Review: Smart technologies for sustainable construction

Our online forum event “Smart technologies for sustainable construction” on 5 September was covering an interesting topic for CLIB. Although a conservative sector, we learned that there was quite some movement towards sustainability in the construction industry and 63 participants joined us for interesting talks and a lively discussion.


Our first speaker, Dr. Simon Jenniches from KREFELD BUSINESS took the opportunity to present the project “Healthy Building Movement”, a cross-border project between Germany and the Netherlands. It was interesting to hear that sustainability not only includes biobased and recyclable materials but that even leasing concepts for materials and building blocks may be a viable option for the end-of-life management of buildings. The project aims to further develop approaches that include all dimensions of sustainability, which also includes a user centric way to plan and construct architecture.


The positive influence of biotechnology was highlighted in the further talks of the event. First Gabriel Mattos of Evonik presented the concept of self-healing concrete and the product SITREN® Selfheal 445 recently launched as a microbial admixture for concrete durability.





Finally, Denis Grizmann presented mycelium-based, load bearing construction materials developed at the chair of Structures and Structural Design at RWTH Aachen University. Although in the research stage, these building materials show promising properties and functionalities in terms of versatility, resources, and recyclability.
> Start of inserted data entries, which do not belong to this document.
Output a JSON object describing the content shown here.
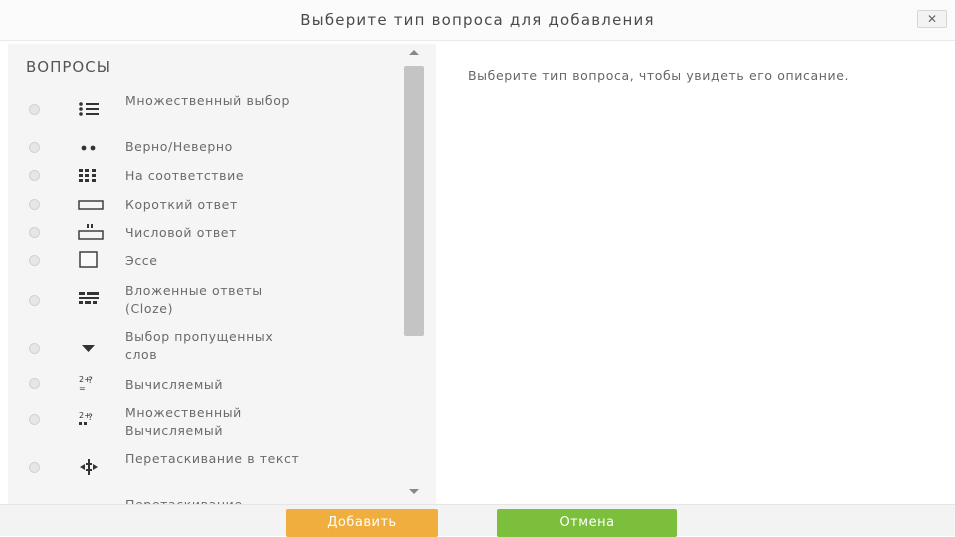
{
  "dialog": {
    "title": "Выберите тип вопроса для добавления",
    "close_label": "✕"
  },
  "questions": {
    "section_title": "ВОПРОСЫ",
    "items": [
      {
        "label": "Множественный выбор",
        "icon": "multichoice-icon"
      },
      {
        "label": "Верно/Неверно",
        "icon": "truefalse-icon"
      },
      {
        "label": "На соответствие",
        "icon": "match-icon"
      },
      {
        "label": "Короткий ответ",
        "icon": "shortanswer-icon"
      },
      {
        "label": "Числовой ответ",
        "icon": "numerical-icon"
      },
      {
        "label": "Эссе",
        "icon": "essay-icon"
      },
      {
        "label": "Вложенные ответы (Cloze)",
        "icon": "cloze-icon"
      },
      {
        "label": "Выбор пропущенных слов",
        "icon": "gapselect-icon"
      },
      {
        "label": "Вычисляемый",
        "icon": "calculated-icon"
      },
      {
        "label": "Множественный Вычисляемый",
        "icon": "calculatedmulti-icon"
      },
      {
        "label": "Перетаскивание в текст",
        "icon": "ddwtos-icon"
      },
      {
        "label": "Перетаскивание",
        "icon": "ddimage-icon"
      }
    ]
  },
  "description": {
    "text": "Выберите тип вопроса, чтобы увидеть его описание."
  },
  "footer": {
    "add_label": "Добавить",
    "cancel_label": "Отмена"
  },
  "colors": {
    "add_button": "#f0ae3f",
    "cancel_button": "#7cbf3d",
    "panel_bg": "#f5f5f5",
    "scroll_thumb": "#c4c4c4"
  }
}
With the insights of the three talks in mind we raised the questions of which hurdles are slowing down sustainable developments in the construction industry. While the price of new technologies was an answer everyone could agree on, the audience also named legislation and regulations, material availability, scalability, and the conservative industry as possible problems. All speakers underlined that especially the latter could be overcome by a growing trust in new materials, as new concepts find their way to the markets.

The impact that bio-based or even biotech solutions can have on the construction sector was nicely demonstrated by the speakers and further underlined when this question was forwarded to the audience as well. Besides obvious benefits for a sustainable development, new materials can create new markets and support new ways for the needed decarbonisation of the sector. In addition, it is the versatility that new materials and processes can offer to create tailor made solutions for the demands of the construction sector.

We are glad to have gained new insights into this topic and thank all speakers and participants for a successful forum event.